Start of STUDY MATERIAL

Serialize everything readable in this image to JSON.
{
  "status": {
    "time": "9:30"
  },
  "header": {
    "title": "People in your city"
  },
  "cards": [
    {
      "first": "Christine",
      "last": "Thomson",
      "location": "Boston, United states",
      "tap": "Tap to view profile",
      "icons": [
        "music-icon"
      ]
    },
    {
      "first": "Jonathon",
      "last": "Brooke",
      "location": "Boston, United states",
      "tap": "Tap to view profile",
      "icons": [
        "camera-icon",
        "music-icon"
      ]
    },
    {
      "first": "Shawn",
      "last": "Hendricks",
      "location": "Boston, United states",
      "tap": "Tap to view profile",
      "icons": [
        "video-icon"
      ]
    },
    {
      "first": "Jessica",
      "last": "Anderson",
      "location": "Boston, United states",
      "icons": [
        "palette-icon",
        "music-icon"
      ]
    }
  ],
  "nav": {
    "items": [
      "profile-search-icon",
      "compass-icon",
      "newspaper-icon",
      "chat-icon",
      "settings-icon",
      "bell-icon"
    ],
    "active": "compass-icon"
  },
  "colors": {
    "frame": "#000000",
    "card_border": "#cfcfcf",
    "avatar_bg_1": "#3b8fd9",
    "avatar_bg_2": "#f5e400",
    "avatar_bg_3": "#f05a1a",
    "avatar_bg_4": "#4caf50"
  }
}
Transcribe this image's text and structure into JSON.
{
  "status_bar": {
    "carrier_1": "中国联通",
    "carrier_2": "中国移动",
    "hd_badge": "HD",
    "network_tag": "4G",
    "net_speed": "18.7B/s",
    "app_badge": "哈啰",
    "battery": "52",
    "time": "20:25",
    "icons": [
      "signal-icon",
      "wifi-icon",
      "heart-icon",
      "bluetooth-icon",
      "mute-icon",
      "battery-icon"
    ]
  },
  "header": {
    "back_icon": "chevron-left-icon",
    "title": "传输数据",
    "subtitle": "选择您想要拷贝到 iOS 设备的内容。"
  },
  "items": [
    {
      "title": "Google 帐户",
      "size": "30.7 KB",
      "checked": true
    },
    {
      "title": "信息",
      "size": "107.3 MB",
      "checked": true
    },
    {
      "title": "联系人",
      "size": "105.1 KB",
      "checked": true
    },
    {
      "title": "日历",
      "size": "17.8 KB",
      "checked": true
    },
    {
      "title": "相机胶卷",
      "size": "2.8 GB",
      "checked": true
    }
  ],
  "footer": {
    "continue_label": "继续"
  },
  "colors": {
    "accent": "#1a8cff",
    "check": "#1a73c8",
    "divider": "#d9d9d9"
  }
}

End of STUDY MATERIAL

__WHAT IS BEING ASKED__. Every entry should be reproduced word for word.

__SOLUTION FOR THIS PROBLEM__.
Serialize everything readable in this image to JSON.
{
  "status": {
    "time": "9:30"
  },
  "header": {
    "title": "People in your city"
  },
  "cards": [
    {
      "first": "Christine",
      "last": "Thomson",
      "location": "Boston, United states",
      "tap": "Tap to view profile",
      "icons": [
        "music-icon"
      ]
    },
    {
      "first": "Jonathon",
      "last": "Brooke",
      "location": "Boston, United states",
      "tap": "Tap to view profile",
      "icons": [
        "camera-icon",
        "music-icon"
      ]
    },
    {
      "first": "Shawn",
      "last": "Hendricks",
      "location": "Boston, United states",
      "tap": "Tap to view profile",
      "icons": [
        "video-icon"
      ]
    },
    {
      "first": "Jessica",
      "last": "Anderson",
      "location": "Boston, United states",
      "icons": [
        "palette-icon",
        "music-icon"
      ]
    }
  ],
  "nav": {
    "items": [
      "profile-search-icon",
      "compass-icon",
      "newspaper-icon",
      "chat-icon",
      "settings-icon",
      "bell-icon"
    ],
    "active": "compass-icon"
  },
  "colors": {
    "frame": "#000000",
    "card_border": "#cfcfcf",
    "avatar_bg_1": "#3b8fd9",
    "avatar_bg_2": "#f5e400",
    "avatar_bg_3": "#f05a1a",
    "avatar_bg_4": "#4caf50"
  }
}
Transcribe this image's text and structure into JSON.
{
  "status_bar": {
    "carrier_1": "中国联通",
    "carrier_2": "中国移动",
    "hd_badge": "HD",
    "network_tag": "4G",
    "net_speed": "18.7B/s",
    "app_badge": "哈啰",
    "battery": "52",
    "time": "20:25",
    "icons": [
      "signal-icon",
      "wifi-icon",
      "heart-icon",
      "bluetooth-icon",
      "mute-icon",
      "battery-icon"
    ]
  },
  "header": {
    "back_icon": "chevron-left-icon",
    "title": "传输数据",
    "subtitle": "选择您想要拷贝到 iOS 设备的内容。"
  },
  "items": [
    {
      "title": "Google 帐户",
      "size": "30.7 KB",
      "checked": true
    },
    {
      "title": "信息",
      "size": "107.3 MB",
      "checked": true
    },
    {
      "title": "联系人",
      "size": "105.1 KB",
      "checked": true
    },
    {
      "title": "日历",
      "size": "17.8 KB",
      "checked": true
    },
    {
      "title": "相机胶卷",
      "size": "2.8 GB",
      "checked": true
    }
  ],
  "footer": {
    "continue_label": "继续"
  },
  "colors": {
    "accent": "#1a8cff",
    "check": "#1a73c8",
    "divider": "#d9d9d9"
  }
}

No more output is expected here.